##### INPUT MATERIAL

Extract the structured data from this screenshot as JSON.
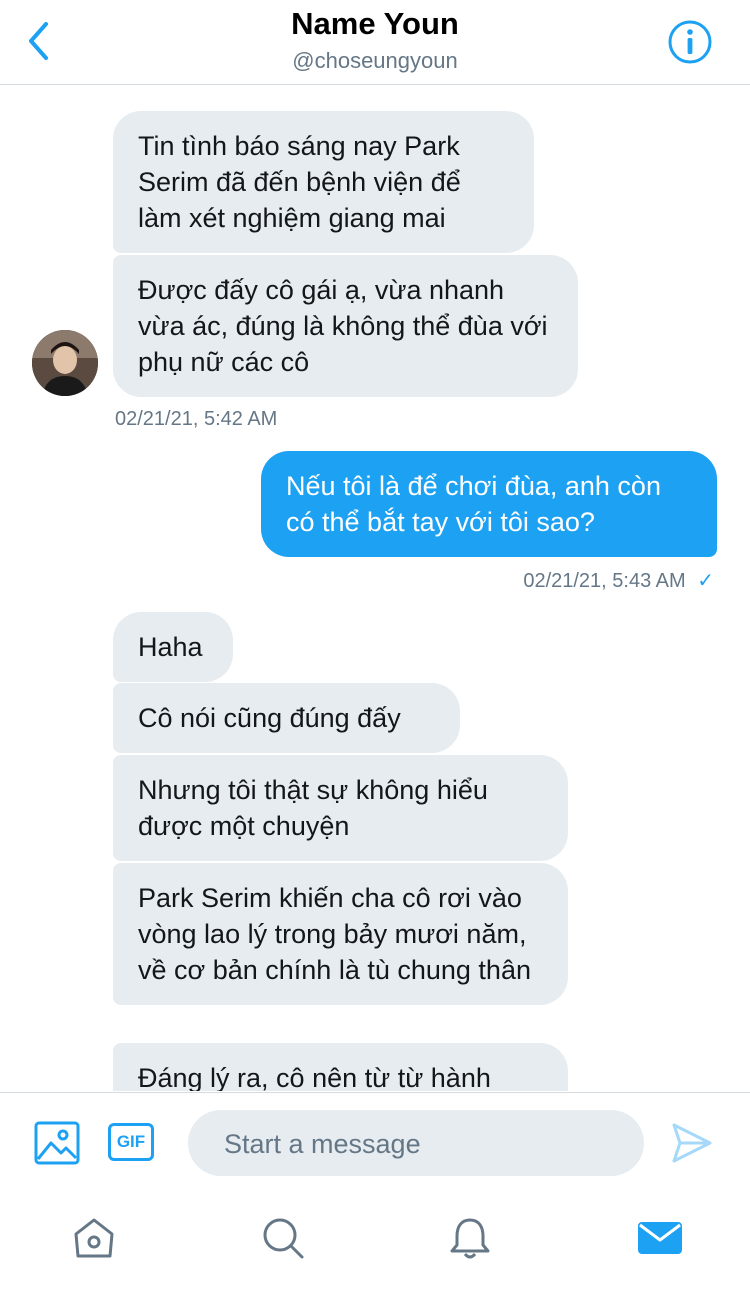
{
  "header": {
    "title": "Name Youn",
    "handle": "@choseungyoun"
  },
  "messages": [
    {
      "from": "them",
      "text": "Tin tình báo sáng nay Park Serim đã đến bệnh viện để làm xét nghiệm giang mai"
    },
    {
      "from": "them",
      "text": "Được đấy cô gái ạ, vừa nhanh vừa ác, đúng là không thể đùa với phụ nữ các cô"
    },
    {
      "from": "them",
      "timestamp": "02/21/21, 5:42 AM"
    },
    {
      "from": "me",
      "text": "Nếu tôi là để chơi đùa, anh còn có thể bắt tay với tôi sao?"
    },
    {
      "from": "me",
      "timestamp": "02/21/21, 5:43 AM",
      "status": "✓"
    },
    {
      "from": "them",
      "text": "Haha"
    },
    {
      "from": "them",
      "text": "Cô nói cũng đúng đấy"
    },
    {
      "from": "them",
      "text": "Nhưng tôi thật sự không hiểu được một chuyện"
    },
    {
      "from": "them",
      "text": "Park Serim khiến cha cô rơi vào vòng lao lý trong bảy mươi năm, về cơ bản chính là tù chung thân"
    },
    {
      "from": "them",
      "text": "Đáng lý ra, cô nên từ từ hành"
    }
  ],
  "composer": {
    "placeholder": "Start a message",
    "gif_label": "GIF",
    "image_icon": "image-icon",
    "send_icon": "send-icon"
  },
  "tabs": [
    {
      "name": "home-icon"
    },
    {
      "name": "search-icon"
    },
    {
      "name": "notifications-icon"
    },
    {
      "name": "messages-icon",
      "active": true
    }
  ],
  "colors": {
    "accent": "#1da1f2",
    "received_bubble": "#e6ecf0",
    "muted_text": "#657786"
  }
}
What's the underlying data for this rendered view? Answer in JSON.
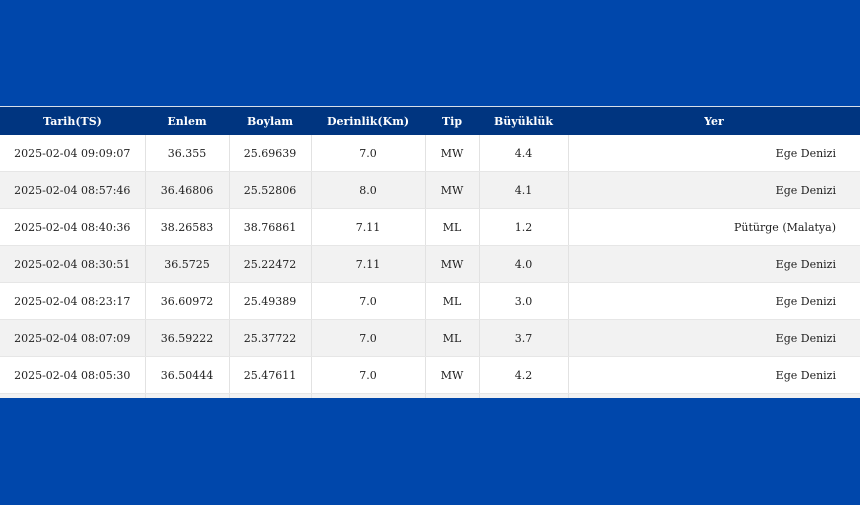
{
  "table": {
    "headers": [
      "Tarih(TS)",
      "Enlem",
      "Boylam",
      "Derinlik(Km)",
      "Tip",
      "Büyüklük",
      "Yer"
    ],
    "rows": [
      [
        "2025-02-04 09:09:07",
        "36.355",
        "25.69639",
        "7.0",
        "MW",
        "4.4",
        "Ege Denizi"
      ],
      [
        "2025-02-04 08:57:46",
        "36.46806",
        "25.52806",
        "8.0",
        "MW",
        "4.1",
        "Ege Denizi"
      ],
      [
        "2025-02-04 08:40:36",
        "38.26583",
        "38.76861",
        "7.11",
        "ML",
        "1.2",
        "Pütürge (Malatya)"
      ],
      [
        "2025-02-04 08:30:51",
        "36.5725",
        "25.22472",
        "7.11",
        "MW",
        "4.0",
        "Ege Denizi"
      ],
      [
        "2025-02-04 08:23:17",
        "36.60972",
        "25.49389",
        "7.0",
        "ML",
        "3.0",
        "Ege Denizi"
      ],
      [
        "2025-02-04 08:07:09",
        "36.59222",
        "25.37722",
        "7.0",
        "ML",
        "3.7",
        "Ege Denizi"
      ],
      [
        "2025-02-04 08:05:30",
        "36.50444",
        "25.47611",
        "7.0",
        "MW",
        "4.2",
        "Ege Denizi"
      ]
    ]
  }
}
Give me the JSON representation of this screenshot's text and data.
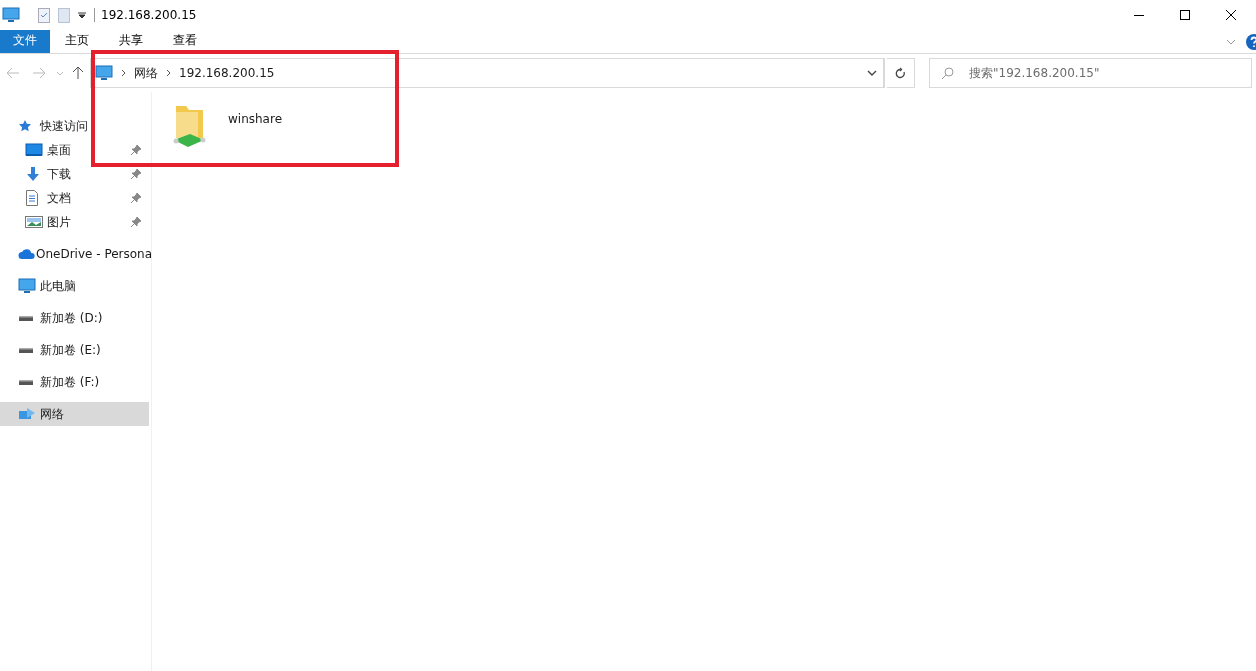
{
  "window": {
    "title": "192.168.200.15"
  },
  "ribbon": {
    "tabs": [
      {
        "label": "文件",
        "kind": "file"
      },
      {
        "label": "主页",
        "kind": "tab"
      },
      {
        "label": "共享",
        "kind": "tab"
      },
      {
        "label": "查看",
        "kind": "tab"
      }
    ]
  },
  "address_bar": {
    "crumbs": [
      "网络",
      "192.168.200.15"
    ]
  },
  "search": {
    "placeholder": "搜索\"192.168.200.15\""
  },
  "sidebar": {
    "items": [
      {
        "label": "快速访问",
        "kind": "star",
        "selected": false,
        "children": [
          {
            "label": "桌面",
            "kind": "desktop",
            "pinned": true,
            "selected": false
          },
          {
            "label": "下载",
            "kind": "download",
            "pinned": true,
            "selected": false
          },
          {
            "label": "文档",
            "kind": "document",
            "pinned": true,
            "selected": false
          },
          {
            "label": "图片",
            "kind": "image",
            "pinned": true,
            "selected": false
          }
        ]
      },
      {
        "label": "OneDrive - Persona",
        "kind": "cloud",
        "selected": false
      },
      {
        "label": "此电脑",
        "kind": "pc",
        "selected": false
      },
      {
        "label": "新加卷 (D:)",
        "kind": "drive",
        "selected": false
      },
      {
        "label": "新加卷 (E:)",
        "kind": "drive",
        "selected": false
      },
      {
        "label": "新加卷 (F:)",
        "kind": "drive",
        "selected": false
      },
      {
        "label": "网络",
        "kind": "network",
        "selected": true
      }
    ]
  },
  "content": {
    "items": [
      {
        "name": "winshare",
        "kind": "share"
      }
    ]
  }
}
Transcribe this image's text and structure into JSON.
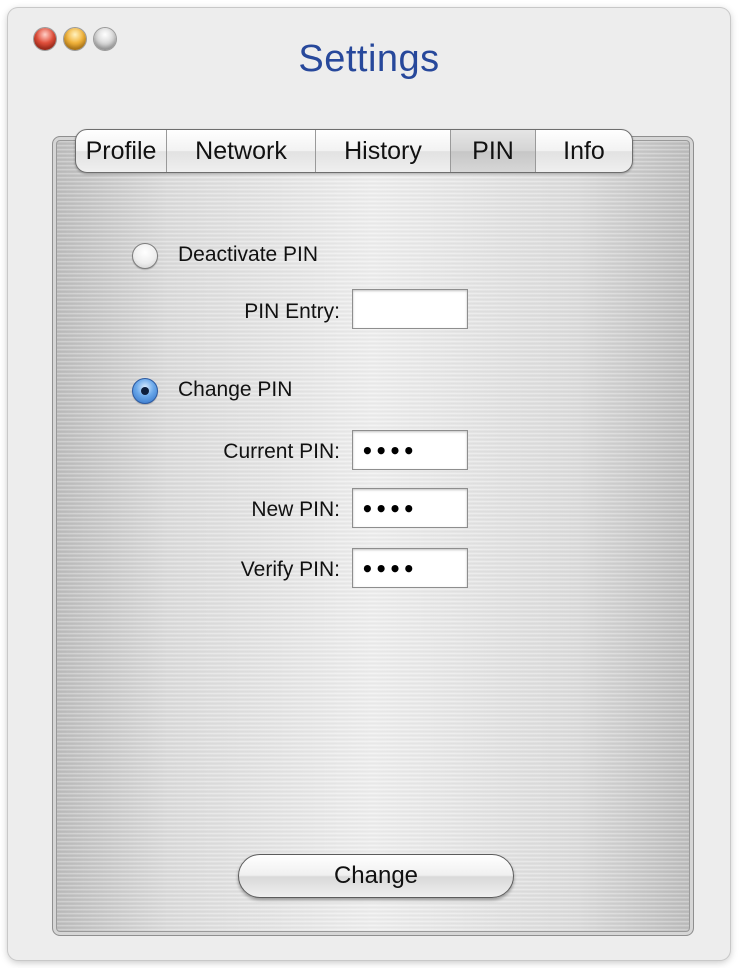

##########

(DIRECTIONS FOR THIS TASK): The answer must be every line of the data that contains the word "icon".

(RESPONSE BELOW):
    "image_icon": "image-icon",
    "send_icon": "send-icon"
      "name": "home-icon"
      "name": "search-icon"
      "name": "notifications-icon"
      "name": "messages-icon",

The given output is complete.